Sure, there snow on the ground and last season is best forgotten. But there's a lot of history to celebrate, and a lot of Sox fans who need Christmas gifts--and what would be better than this new history of Fenway, signed by the author?
True Brew Cafe, a branch of True Brew Barista, enjoys space in our bookstore. They serve delicious coffee, tea, sandwiches, crepes, and much more. Now also with beer and wine! Have a real bookstore cafe experience.
It was a lot of fun being on The Exchange with Laura Knoy and Dan Chartrand on
Monday. It always feels like we should do an hour and a half, or two
hours; I'm always surprised when the time runs out. But we discussed a
lot of great books. The show and our lists are archived here.
There were a few new books I wish
we'd had time to discuss. You'll find them on our front tables. First is
a marvelous collection of Emily Dickinson's poems: The Gorgeous Nothings.
This book is a facsimile of the great poet's "envelope poems," and at
first looks like ephemera, until you realize that this collection comes
closer than a standard collection does to show how Dickinson actually
created her poems. She was so far ahead of her time, and not really of
I also wish we'd had time to discuss two new books that had their origins in popular blogs: Allie Brosh's Hyperbole and a Half, and Brandon Stanton's Humans of New York.
Come take a look at them at the bookstore. They are very unusual.
Someone on your list is bound to want these books. Come talk to us about
A frankly weird production is "Ron Burgundy"'s Let Me Off at the Top. It's a fake memoir told entirely in the character of the iconic Anchorman character.
I say it's weird because there was no reason for it to be as good as it
is. It would have sold as a blank book. But here it is, the funniest
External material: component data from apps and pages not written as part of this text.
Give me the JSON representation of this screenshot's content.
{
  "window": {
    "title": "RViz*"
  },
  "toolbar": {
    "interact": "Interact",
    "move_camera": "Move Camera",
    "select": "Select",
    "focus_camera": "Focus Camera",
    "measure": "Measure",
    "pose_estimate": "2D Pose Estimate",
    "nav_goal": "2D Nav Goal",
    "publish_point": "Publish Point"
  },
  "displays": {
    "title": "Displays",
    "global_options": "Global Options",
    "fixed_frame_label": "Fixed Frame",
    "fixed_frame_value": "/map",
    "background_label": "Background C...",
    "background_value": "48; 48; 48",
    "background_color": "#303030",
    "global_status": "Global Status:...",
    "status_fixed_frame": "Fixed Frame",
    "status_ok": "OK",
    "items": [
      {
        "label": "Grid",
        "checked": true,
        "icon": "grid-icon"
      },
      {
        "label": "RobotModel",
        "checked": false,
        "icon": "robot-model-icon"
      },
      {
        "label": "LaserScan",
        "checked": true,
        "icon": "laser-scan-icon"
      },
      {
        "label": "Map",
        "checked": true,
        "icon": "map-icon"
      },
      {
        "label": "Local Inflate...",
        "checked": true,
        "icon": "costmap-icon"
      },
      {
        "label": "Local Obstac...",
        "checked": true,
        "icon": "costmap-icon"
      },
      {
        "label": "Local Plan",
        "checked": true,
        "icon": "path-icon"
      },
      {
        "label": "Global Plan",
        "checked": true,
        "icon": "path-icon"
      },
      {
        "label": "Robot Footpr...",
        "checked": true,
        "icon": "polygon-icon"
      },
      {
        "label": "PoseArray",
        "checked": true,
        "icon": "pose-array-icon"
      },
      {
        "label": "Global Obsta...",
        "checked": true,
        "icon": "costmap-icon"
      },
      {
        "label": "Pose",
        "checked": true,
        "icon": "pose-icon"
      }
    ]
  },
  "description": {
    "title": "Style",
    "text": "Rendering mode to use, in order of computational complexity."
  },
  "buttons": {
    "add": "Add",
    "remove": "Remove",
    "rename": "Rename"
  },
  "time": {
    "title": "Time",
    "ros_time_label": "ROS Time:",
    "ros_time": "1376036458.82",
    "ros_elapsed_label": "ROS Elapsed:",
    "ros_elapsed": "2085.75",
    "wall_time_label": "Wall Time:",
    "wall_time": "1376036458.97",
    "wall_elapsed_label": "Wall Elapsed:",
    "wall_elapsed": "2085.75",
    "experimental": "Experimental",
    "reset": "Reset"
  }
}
book of the year.
By the way, thanks to four wonderful local writers who joined us on Small Business Saturday to become booksellers for a day. We were...